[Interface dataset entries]
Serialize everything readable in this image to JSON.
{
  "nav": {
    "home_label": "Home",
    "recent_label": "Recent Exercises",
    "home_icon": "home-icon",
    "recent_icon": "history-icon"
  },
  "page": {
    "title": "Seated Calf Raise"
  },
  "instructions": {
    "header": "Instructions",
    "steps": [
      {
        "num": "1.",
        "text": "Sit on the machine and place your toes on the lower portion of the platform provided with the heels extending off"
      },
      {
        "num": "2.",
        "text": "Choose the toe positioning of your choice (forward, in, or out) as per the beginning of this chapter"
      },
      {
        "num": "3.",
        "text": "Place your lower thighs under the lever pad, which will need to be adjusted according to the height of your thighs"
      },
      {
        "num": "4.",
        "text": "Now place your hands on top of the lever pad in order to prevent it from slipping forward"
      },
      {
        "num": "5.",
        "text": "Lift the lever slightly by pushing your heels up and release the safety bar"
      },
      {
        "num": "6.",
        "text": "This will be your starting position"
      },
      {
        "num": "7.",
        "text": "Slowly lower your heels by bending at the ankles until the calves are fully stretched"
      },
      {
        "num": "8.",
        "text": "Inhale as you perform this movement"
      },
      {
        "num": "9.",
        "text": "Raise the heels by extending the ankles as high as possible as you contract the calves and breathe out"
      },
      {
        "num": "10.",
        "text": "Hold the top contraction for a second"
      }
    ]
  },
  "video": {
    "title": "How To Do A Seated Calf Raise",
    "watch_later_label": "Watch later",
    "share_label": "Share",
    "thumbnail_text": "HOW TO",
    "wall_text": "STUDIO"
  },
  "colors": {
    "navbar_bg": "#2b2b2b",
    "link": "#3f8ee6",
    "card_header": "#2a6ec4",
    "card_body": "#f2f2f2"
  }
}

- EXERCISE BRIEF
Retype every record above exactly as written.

- SOLUTION TO THIS TASK
Serialize everything readable in this image to JSON.
{
  "nav": {
    "home_label": "Home",
    "recent_label": "Recent Exercises",
    "home_icon": "home-icon",
    "recent_icon": "history-icon"
  },
  "page": {
    "title": "Seated Calf Raise"
  },
  "instructions": {
    "header": "Instructions",
    "steps": [
      {
        "num": "1.",
        "text": "Sit on the machine and place your toes on the lower portion of the platform provided with the heels extending off"
      },
      {
        "num": "2.",
        "text": "Choose the toe positioning of your choice (forward, in, or out) as per the beginning of this chapter"
      },
      {
        "num": "3.",
        "text": "Place your lower thighs under the lever pad, which will need to be adjusted according to the height of your thighs"
      },
      {
        "num": "4.",
        "text": "Now place your hands on top of the lever pad in order to prevent it from slipping forward"
      },
      {
        "num": "5.",
        "text": "Lift the lever slightly by pushing your heels up and release the safety bar"
      },
      {
        "num": "6.",
        "text": "This will be your starting position"
      },
      {
        "num": "7.",
        "text": "Slowly lower your heels by bending at the ankles until the calves are fully stretched"
      },
      {
        "num": "8.",
        "text": "Inhale as you perform this movement"
      },
      {
        "num": "9.",
        "text": "Raise the heels by extending the ankles as high as possible as you contract the calves and breathe out"
      },
      {
        "num": "10.",
        "text": "Hold the top contraction for a second"
      }
    ]
  },
  "video": {
    "title": "How To Do A Seated Calf Raise",
    "watch_later_label": "Watch later",
    "share_label": "Share",
    "thumbnail_text": "HOW TO",
    "wall_text": "STUDIO"
  },
  "colors": {
    "navbar_bg": "#2b2b2b",
    "link": "#3f8ee6",
    "card_header": "#2a6ec4",
    "card_body": "#f2f2f2"
  }
}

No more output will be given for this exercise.